The day started with a networking opportunity for participants and a welcome and introduction from Dr. Kera Ackerman, assistant professor at the UK College of Education, and Dr. Amy Lingo, interim dean of the College of Education and Human Development at the University of Louisville.
The opening general session, “Voices from the Field: Directors of Special Education Panel Discussion about Developing Teacher Talent,” featured directors of special education from around Kentucky, including Kim Johnson, Wayne Sizemore, Michelle Gadberry, and Becky Nixon. Dr. Lu Young, clinical associate professor in the UK College of Education’s Department of Educational Leadership Studies, and director of the UK Center for Next Generation Leadership, served as the facilitator.

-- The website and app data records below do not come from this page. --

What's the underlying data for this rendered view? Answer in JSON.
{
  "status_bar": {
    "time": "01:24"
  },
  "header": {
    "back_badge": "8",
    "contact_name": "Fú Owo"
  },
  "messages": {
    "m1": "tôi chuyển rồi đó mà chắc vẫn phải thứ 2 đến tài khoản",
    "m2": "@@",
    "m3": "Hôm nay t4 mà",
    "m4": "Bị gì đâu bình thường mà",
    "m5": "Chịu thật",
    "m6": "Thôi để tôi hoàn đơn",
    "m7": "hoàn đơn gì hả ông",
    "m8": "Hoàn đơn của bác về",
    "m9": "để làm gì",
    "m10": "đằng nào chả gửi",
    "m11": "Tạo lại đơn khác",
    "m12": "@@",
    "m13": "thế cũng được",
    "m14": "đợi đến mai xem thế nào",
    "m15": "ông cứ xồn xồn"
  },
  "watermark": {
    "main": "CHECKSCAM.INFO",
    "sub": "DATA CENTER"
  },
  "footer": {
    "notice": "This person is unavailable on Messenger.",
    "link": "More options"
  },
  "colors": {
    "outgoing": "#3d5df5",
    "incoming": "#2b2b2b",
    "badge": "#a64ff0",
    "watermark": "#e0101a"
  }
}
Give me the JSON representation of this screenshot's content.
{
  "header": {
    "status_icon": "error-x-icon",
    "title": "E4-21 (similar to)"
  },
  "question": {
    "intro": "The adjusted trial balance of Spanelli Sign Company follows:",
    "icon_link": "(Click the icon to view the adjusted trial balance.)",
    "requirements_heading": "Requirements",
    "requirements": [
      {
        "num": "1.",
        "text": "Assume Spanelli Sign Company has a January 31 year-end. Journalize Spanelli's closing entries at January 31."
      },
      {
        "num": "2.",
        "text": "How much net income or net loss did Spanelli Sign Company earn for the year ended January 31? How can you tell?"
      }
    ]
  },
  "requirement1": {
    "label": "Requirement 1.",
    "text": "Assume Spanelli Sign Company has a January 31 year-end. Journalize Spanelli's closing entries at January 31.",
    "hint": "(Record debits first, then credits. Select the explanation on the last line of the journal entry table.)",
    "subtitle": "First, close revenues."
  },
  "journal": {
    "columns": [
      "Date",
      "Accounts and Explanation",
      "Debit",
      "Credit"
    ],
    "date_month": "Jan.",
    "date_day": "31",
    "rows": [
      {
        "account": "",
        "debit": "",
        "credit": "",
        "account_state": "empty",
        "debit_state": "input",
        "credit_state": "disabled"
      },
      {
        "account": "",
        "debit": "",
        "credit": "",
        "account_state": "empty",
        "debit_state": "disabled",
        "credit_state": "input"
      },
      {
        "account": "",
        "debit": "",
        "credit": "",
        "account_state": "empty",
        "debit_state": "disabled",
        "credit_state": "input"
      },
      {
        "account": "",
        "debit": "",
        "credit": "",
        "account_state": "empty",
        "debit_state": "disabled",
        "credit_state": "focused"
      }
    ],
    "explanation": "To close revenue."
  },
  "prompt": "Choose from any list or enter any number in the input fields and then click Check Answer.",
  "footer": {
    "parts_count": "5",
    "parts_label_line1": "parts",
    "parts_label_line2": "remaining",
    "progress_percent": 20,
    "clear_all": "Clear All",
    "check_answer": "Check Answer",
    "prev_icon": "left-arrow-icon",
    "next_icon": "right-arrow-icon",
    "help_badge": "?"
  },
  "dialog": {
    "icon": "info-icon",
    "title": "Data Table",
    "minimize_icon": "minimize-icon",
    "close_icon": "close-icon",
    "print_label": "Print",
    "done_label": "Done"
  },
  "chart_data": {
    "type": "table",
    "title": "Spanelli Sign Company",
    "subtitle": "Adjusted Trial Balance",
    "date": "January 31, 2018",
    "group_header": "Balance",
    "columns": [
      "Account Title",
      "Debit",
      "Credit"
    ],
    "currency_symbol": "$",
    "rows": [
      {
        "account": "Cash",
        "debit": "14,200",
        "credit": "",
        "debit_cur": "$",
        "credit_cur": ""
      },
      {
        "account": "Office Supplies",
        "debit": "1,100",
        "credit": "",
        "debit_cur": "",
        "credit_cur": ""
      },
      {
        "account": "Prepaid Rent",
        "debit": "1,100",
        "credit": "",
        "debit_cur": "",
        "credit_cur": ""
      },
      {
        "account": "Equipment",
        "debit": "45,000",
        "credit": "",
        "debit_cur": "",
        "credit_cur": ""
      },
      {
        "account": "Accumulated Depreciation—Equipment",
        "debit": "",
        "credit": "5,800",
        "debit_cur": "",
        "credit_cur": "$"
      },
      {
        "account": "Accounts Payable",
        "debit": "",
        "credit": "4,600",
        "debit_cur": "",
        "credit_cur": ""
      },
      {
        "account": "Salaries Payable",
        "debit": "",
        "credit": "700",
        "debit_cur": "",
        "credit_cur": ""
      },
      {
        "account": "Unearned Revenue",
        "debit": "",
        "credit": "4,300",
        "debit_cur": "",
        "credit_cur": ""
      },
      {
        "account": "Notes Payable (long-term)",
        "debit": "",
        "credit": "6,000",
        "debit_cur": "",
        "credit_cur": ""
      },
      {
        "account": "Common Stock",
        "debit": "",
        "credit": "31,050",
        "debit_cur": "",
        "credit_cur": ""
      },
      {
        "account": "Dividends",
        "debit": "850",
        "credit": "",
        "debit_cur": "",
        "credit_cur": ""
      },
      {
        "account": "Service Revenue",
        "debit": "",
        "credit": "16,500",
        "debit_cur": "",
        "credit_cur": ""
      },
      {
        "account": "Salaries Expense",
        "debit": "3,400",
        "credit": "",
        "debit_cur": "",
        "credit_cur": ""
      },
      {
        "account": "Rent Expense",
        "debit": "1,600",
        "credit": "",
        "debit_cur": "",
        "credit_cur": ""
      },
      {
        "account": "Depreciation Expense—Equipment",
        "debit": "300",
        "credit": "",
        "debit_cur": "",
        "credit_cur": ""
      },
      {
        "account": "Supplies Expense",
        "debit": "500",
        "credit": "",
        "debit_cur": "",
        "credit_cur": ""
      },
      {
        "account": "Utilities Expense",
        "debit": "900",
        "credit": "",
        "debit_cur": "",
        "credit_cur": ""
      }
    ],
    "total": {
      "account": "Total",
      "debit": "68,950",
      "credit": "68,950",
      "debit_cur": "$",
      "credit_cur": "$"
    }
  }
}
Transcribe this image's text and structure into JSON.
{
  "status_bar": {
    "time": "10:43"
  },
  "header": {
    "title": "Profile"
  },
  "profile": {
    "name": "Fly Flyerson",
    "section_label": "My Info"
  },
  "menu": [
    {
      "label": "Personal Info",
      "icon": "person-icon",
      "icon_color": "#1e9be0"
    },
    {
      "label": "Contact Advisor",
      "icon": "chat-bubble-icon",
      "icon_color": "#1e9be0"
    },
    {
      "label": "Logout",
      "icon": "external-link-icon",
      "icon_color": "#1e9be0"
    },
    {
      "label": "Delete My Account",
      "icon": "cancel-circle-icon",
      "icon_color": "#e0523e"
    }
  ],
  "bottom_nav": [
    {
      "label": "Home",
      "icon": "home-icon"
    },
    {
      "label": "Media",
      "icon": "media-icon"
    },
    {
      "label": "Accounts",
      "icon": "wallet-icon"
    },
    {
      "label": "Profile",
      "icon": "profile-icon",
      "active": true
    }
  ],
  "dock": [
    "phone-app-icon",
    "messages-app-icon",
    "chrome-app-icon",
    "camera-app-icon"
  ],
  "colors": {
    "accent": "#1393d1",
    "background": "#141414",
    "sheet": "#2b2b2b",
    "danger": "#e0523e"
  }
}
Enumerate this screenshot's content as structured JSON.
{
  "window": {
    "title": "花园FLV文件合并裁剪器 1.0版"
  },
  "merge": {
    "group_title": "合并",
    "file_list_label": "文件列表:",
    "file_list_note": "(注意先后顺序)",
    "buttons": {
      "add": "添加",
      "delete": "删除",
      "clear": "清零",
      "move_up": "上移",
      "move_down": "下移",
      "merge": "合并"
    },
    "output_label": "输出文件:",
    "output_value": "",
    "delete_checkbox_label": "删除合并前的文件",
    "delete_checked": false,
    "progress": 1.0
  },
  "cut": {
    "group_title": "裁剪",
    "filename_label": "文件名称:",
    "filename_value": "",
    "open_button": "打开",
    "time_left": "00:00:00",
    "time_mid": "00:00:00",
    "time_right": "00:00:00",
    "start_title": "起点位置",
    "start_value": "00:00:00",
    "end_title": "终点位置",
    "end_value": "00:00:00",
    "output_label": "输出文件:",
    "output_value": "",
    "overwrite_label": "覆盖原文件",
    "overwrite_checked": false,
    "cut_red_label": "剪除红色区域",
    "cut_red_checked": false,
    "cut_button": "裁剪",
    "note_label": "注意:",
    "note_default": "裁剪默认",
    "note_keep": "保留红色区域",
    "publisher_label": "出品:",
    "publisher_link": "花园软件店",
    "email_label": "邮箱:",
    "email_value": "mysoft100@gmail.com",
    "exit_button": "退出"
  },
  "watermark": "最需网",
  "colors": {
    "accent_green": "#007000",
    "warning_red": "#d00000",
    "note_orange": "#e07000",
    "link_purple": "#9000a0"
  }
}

Andrew Garland, from TNTP, formerly known as The New Teacher Project, gave a keynote address on The Opportunity Myth, focusing on educator preparation programs’ role in finding a solution. The event included breakout sessions from eight Kentucky educator preparation programs and the CEEDAR Center designed to empower teacher educators and current and future teachers and leaders to implement and sustain evidence-based practices to ensure opportunity and equity for all learners.
One of the sessions held in the afternoon, “KEEP UK: Identifying issues and implementing solutions,” featured UK College of Education faculty members Dr. Kera Ackerman, Dr. Margaret Mohr-Schroeder, and Dr. Kim White. This session focused on UK’s efforts to engage partner districts in discourse regarding equity and access for all students. In their session, they shared examples of how high leverage and evidence-based practices were more intentionally embedded into course work and clinical practice-based experiences to ensure their pre-service teachers are prepared to meet the needs of all students.
KEEP is Kentucky’s connection to national level work from the CEEDAR Center, housed at the University of Florida. Kentucky has been a partner of the CEEDAR Center since 2016. Kentucky’s work with CEEDAR is focused onincorporating high leverage practices into teacher preparation programs across the state, creating equitable and accessible classroom environments for all students.